#BiggerMan #Maturity #Honesty #Recovery

Open Letter 2 my Sister

(An Open Letter)

Dear Sister:

From childhood to adulthood we teased and irritated each other but at the end of the day we can’t live without each other. I’ve made you cry, you’ve made me cry. Those tears were love, joy, pain and sympathy. We know each other’s hearts. We know what makes us tick. We share private family jokes. We remember family feuds and secrets.

You are my only sibling, the one that I look up to for advice, support and vent to. You didn’t get the addiction gene from our parents and I don’t fault you for that. I try to shed light to the matter and not make it a private family matter. We all die one day so there’s no need to go to our graves with skeletons in our closet. You don’t understand my alcoholism, drug addiction and mental illness. But that’s ok. You never judge and willing to learn about me with your 21 questions.

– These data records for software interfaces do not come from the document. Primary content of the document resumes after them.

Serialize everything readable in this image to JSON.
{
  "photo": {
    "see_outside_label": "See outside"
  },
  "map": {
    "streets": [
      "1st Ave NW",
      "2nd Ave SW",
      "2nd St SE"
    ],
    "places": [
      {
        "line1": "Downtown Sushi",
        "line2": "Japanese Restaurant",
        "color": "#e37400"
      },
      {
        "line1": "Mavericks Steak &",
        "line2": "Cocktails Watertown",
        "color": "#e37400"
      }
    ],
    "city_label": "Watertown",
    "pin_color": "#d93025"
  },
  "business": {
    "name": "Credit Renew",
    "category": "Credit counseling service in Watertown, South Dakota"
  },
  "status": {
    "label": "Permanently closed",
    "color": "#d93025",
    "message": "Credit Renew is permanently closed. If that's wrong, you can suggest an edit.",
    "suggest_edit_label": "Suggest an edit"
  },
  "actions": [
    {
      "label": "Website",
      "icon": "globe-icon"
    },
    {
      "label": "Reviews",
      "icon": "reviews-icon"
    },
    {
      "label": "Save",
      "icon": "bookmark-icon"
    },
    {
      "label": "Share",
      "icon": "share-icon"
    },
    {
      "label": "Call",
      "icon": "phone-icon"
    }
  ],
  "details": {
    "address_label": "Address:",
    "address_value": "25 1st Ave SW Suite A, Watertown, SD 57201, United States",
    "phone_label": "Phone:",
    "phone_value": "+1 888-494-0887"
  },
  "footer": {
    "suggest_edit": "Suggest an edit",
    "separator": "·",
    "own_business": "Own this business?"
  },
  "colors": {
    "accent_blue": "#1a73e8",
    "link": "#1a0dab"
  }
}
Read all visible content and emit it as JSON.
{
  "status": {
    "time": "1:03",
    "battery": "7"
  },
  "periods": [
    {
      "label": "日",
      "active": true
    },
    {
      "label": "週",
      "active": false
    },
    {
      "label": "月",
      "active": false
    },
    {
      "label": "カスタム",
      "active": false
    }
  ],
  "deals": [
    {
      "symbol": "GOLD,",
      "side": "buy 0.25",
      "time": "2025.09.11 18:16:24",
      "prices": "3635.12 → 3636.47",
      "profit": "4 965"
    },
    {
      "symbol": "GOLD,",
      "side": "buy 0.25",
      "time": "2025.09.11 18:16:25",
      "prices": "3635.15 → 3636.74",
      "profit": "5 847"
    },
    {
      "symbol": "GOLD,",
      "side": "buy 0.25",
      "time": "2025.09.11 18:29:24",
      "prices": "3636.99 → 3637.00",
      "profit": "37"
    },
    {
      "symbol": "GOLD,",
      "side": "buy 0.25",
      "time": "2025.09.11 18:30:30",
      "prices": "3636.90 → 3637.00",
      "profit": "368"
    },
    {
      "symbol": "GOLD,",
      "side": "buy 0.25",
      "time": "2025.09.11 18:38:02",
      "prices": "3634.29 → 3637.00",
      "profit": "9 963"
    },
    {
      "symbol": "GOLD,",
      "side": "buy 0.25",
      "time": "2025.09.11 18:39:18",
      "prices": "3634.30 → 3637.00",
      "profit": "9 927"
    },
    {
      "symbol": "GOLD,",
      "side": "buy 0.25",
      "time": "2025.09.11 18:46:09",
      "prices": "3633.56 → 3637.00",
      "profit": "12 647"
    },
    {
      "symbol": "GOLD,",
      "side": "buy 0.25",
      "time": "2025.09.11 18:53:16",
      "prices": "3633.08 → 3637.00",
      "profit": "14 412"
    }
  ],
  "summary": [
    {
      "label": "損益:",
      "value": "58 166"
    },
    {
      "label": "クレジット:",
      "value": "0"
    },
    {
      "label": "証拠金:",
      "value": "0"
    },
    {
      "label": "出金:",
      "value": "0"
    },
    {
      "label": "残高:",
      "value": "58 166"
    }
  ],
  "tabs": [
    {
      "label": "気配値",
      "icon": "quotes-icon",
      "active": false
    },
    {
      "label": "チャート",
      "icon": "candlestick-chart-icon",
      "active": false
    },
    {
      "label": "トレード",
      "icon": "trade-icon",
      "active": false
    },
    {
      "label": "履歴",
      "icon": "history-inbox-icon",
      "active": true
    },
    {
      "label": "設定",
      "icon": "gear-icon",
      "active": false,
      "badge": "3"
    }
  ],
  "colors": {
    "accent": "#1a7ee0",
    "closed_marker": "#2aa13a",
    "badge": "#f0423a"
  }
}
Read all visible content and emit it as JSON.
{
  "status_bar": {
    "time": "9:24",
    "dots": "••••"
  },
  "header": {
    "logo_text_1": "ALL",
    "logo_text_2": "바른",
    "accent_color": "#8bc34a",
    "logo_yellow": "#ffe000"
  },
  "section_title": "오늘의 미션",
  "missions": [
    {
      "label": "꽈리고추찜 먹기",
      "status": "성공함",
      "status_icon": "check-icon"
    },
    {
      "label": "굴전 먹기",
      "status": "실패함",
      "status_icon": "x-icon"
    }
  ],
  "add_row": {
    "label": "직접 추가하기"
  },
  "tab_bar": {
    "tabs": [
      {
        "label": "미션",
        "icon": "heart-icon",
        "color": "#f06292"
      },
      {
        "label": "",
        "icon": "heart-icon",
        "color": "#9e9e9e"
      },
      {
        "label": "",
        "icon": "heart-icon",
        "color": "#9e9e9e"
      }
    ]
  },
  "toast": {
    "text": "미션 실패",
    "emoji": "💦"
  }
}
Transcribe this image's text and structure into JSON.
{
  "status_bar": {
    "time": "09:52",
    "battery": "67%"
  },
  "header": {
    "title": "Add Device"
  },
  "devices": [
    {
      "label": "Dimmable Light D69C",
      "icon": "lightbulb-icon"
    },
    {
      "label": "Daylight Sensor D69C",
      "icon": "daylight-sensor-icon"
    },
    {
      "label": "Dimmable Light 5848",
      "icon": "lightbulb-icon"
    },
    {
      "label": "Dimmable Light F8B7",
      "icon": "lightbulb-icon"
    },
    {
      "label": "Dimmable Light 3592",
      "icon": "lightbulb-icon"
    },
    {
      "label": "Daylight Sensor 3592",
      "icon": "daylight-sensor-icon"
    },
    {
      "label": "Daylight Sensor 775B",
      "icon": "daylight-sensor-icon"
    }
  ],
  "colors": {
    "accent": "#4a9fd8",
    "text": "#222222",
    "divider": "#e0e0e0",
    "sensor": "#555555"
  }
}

We are cut from the same cloth but chose different paths in life. You never saw my destruction coming because I hid it so well. You laughed and thought that’s Charles being Charles. In reality I was to scared to reach out to you. I’m an alcoholic who hated himself when he didn’t drink. Not only did I lose my sister but I lost a friend that really knows me. We don’t say I love you to one another but our actions speak the love not spoken. I love you Big Sis.

Sincerely,

Your Brother

Charles